### Data to examine ###

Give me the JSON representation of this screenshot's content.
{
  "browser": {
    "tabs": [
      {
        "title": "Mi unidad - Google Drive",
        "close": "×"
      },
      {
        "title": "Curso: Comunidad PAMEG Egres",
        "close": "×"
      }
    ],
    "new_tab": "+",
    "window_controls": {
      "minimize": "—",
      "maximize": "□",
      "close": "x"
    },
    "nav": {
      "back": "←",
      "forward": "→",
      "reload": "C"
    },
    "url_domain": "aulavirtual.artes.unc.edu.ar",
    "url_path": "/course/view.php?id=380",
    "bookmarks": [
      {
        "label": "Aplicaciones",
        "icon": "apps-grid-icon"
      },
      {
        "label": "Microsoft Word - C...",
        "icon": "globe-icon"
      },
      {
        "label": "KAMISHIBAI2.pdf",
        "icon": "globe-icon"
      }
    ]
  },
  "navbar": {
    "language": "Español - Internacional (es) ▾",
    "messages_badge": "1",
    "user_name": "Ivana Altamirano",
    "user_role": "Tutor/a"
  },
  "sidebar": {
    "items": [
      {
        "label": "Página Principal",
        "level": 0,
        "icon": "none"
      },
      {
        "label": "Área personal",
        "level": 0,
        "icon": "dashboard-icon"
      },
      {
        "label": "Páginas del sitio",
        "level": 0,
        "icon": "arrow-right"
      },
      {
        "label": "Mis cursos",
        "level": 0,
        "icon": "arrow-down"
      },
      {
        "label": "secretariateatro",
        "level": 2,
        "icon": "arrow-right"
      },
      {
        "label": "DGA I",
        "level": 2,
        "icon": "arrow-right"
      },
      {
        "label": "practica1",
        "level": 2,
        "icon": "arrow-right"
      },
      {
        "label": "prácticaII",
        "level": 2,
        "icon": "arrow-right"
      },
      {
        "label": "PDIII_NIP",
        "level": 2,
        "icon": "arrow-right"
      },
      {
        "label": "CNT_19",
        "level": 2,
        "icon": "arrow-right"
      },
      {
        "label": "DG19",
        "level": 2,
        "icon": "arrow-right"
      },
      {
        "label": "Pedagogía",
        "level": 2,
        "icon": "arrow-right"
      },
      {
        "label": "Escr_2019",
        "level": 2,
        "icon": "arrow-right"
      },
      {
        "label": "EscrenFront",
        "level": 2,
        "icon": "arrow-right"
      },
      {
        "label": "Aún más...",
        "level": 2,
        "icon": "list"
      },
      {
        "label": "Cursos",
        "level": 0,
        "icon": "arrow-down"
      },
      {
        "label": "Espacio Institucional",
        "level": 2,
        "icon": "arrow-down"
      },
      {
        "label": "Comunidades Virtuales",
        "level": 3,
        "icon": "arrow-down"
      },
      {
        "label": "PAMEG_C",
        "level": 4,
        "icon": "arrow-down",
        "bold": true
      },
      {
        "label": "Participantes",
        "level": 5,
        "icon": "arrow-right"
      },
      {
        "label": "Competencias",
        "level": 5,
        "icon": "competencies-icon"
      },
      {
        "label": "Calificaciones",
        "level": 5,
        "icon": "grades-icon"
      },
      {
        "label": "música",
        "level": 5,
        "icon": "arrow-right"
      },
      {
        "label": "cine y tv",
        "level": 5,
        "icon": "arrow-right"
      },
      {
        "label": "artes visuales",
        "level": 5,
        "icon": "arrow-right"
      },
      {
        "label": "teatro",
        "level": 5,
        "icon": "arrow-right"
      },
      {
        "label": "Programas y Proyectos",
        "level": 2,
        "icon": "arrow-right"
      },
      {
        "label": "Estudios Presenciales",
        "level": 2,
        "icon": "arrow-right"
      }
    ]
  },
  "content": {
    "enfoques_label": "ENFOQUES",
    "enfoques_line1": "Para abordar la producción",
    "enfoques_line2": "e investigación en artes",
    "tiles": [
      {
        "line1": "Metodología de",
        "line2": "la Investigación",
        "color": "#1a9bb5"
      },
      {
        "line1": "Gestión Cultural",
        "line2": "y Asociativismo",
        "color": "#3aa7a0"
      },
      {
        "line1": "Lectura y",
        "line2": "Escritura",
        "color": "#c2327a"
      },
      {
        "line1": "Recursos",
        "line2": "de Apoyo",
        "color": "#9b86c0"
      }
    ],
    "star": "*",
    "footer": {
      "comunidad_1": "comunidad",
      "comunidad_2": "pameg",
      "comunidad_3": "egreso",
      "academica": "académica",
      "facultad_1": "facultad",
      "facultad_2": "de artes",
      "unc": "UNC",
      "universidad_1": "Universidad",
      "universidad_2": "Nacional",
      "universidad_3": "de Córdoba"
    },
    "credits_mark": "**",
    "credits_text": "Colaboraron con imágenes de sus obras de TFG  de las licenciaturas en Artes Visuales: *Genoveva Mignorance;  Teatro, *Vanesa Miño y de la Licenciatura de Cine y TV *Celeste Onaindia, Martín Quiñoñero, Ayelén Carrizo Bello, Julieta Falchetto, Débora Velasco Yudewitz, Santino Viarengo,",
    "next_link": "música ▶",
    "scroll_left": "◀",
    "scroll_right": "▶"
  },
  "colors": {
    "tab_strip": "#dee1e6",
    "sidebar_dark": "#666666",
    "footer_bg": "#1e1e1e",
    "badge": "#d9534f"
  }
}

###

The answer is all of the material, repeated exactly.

Give me the JSON representation of this screenshot's content.
{
  "browser": {
    "tabs": [
      {
        "title": "Mi unidad - Google Drive",
        "close": "×"
      },
      {
        "title": "Curso: Comunidad PAMEG Egres",
        "close": "×"
      }
    ],
    "new_tab": "+",
    "window_controls": {
      "minimize": "—",
      "maximize": "□",
      "close": "x"
    },
    "nav": {
      "back": "←",
      "forward": "→",
      "reload": "C"
    },
    "url_domain": "aulavirtual.artes.unc.edu.ar",
    "url_path": "/course/view.php?id=380",
    "bookmarks": [
      {
        "label": "Aplicaciones",
        "icon": "apps-grid-icon"
      },
      {
        "label": "Microsoft Word - C...",
        "icon": "globe-icon"
      },
      {
        "label": "KAMISHIBAI2.pdf",
        "icon": "globe-icon"
      }
    ]
  },
  "navbar": {
    "language": "Español - Internacional (es) ▾",
    "messages_badge": "1",
    "user_name": "Ivana Altamirano",
    "user_role": "Tutor/a"
  },
  "sidebar": {
    "items": [
      {
        "label": "Página Principal",
        "level": 0,
        "icon": "none"
      },
      {
        "label": "Área personal",
        "level": 0,
        "icon": "dashboard-icon"
      },
      {
        "label": "Páginas del sitio",
        "level": 0,
        "icon": "arrow-right"
      },
      {
        "label": "Mis cursos",
        "level": 0,
        "icon": "arrow-down"
      },
      {
        "label": "secretariateatro",
        "level": 2,
        "icon": "arrow-right"
      },
      {
        "label": "DGA I",
        "level": 2,
        "icon": "arrow-right"
      },
      {
        "label": "practica1",
        "level": 2,
        "icon": "arrow-right"
      },
      {
        "label": "prácticaII",
        "level": 2,
        "icon": "arrow-right"
      },
      {
        "label": "PDIII_NIP",
        "level": 2,
        "icon": "arrow-right"
      },
      {
        "label": "CNT_19",
        "level": 2,
        "icon": "arrow-right"
      },
      {
        "label": "DG19",
        "level": 2,
        "icon": "arrow-right"
      },
      {
        "label": "Pedagogía",
        "level": 2,
        "icon": "arrow-right"
      },
      {
        "label": "Escr_2019",
        "level": 2,
        "icon": "arrow-right"
      },
      {
        "label": "EscrenFront",
        "level": 2,
        "icon": "arrow-right"
      },
      {
        "label": "Aún más...",
        "level": 2,
        "icon": "list"
      },
      {
        "label": "Cursos",
        "level": 0,
        "icon": "arrow-down"
      },
      {
        "label": "Espacio Institucional",
        "level": 2,
        "icon": "arrow-down"
      },
      {
        "label": "Comunidades Virtuales",
        "level": 3,
        "icon": "arrow-down"
      },
      {
        "label": "PAMEG_C",
        "level": 4,
        "icon": "arrow-down",
        "bold": true
      },
      {
        "label": "Participantes",
        "level": 5,
        "icon": "arrow-right"
      },
      {
        "label": "Competencias",
        "level": 5,
        "icon": "competencies-icon"
      },
      {
        "label": "Calificaciones",
        "level": 5,
        "icon": "grades-icon"
      },
      {
        "label": "música",
        "level": 5,
        "icon": "arrow-right"
      },
      {
        "label": "cine y tv",
        "level": 5,
        "icon": "arrow-right"
      },
      {
        "label": "artes visuales",
        "level": 5,
        "icon": "arrow-right"
      },
      {
        "label": "teatro",
        "level": 5,
        "icon": "arrow-right"
      },
      {
        "label": "Programas y Proyectos",
        "level": 2,
        "icon": "arrow-right"
      },
      {
        "label": "Estudios Presenciales",
        "level": 2,
        "icon": "arrow-right"
      }
    ]
  },
  "content": {
    "enfoques_label": "ENFOQUES",
    "enfoques_line1": "Para abordar la producción",
    "enfoques_line2": "e investigación en artes",
    "tiles": [
      {
        "line1": "Metodología de",
        "line2": "la Investigación",
        "color": "#1a9bb5"
      },
      {
        "line1": "Gestión Cultural",
        "line2": "y Asociativismo",
        "color": "#3aa7a0"
      },
      {
        "line1": "Lectura y",
        "line2": "Escritura",
        "color": "#c2327a"
      },
      {
        "line1": "Recursos",
        "line2": "de Apoyo",
        "color": "#9b86c0"
      }
    ],
    "star": "*",
    "footer": {
      "comunidad_1": "comunidad",
      "comunidad_2": "pameg",
      "comunidad_3": "egreso",
      "academica": "académica",
      "facultad_1": "facultad",
      "facultad_2": "de artes",
      "unc": "UNC",
      "universidad_1": "Universidad",
      "universidad_2": "Nacional",
      "universidad_3": "de Córdoba"
    },
    "credits_mark": "**",
    "credits_text": "Colaboraron con imágenes de sus obras de TFG  de las licenciaturas en Artes Visuales: *Genoveva Mignorance;  Teatro, *Vanesa Miño y de la Licenciatura de Cine y TV *Celeste Onaindia, Martín Quiñoñero, Ayelén Carrizo Bello, Julieta Falchetto, Débora Velasco Yudewitz, Santino Viarengo,",
    "next_link": "música ▶",
    "scroll_left": "◀",
    "scroll_right": "▶"
  },
  "colors": {
    "tab_strip": "#dee1e6",
    "sidebar_dark": "#666666",
    "footer_bg": "#1e1e1e",
    "badge": "#d9534f"
  }
}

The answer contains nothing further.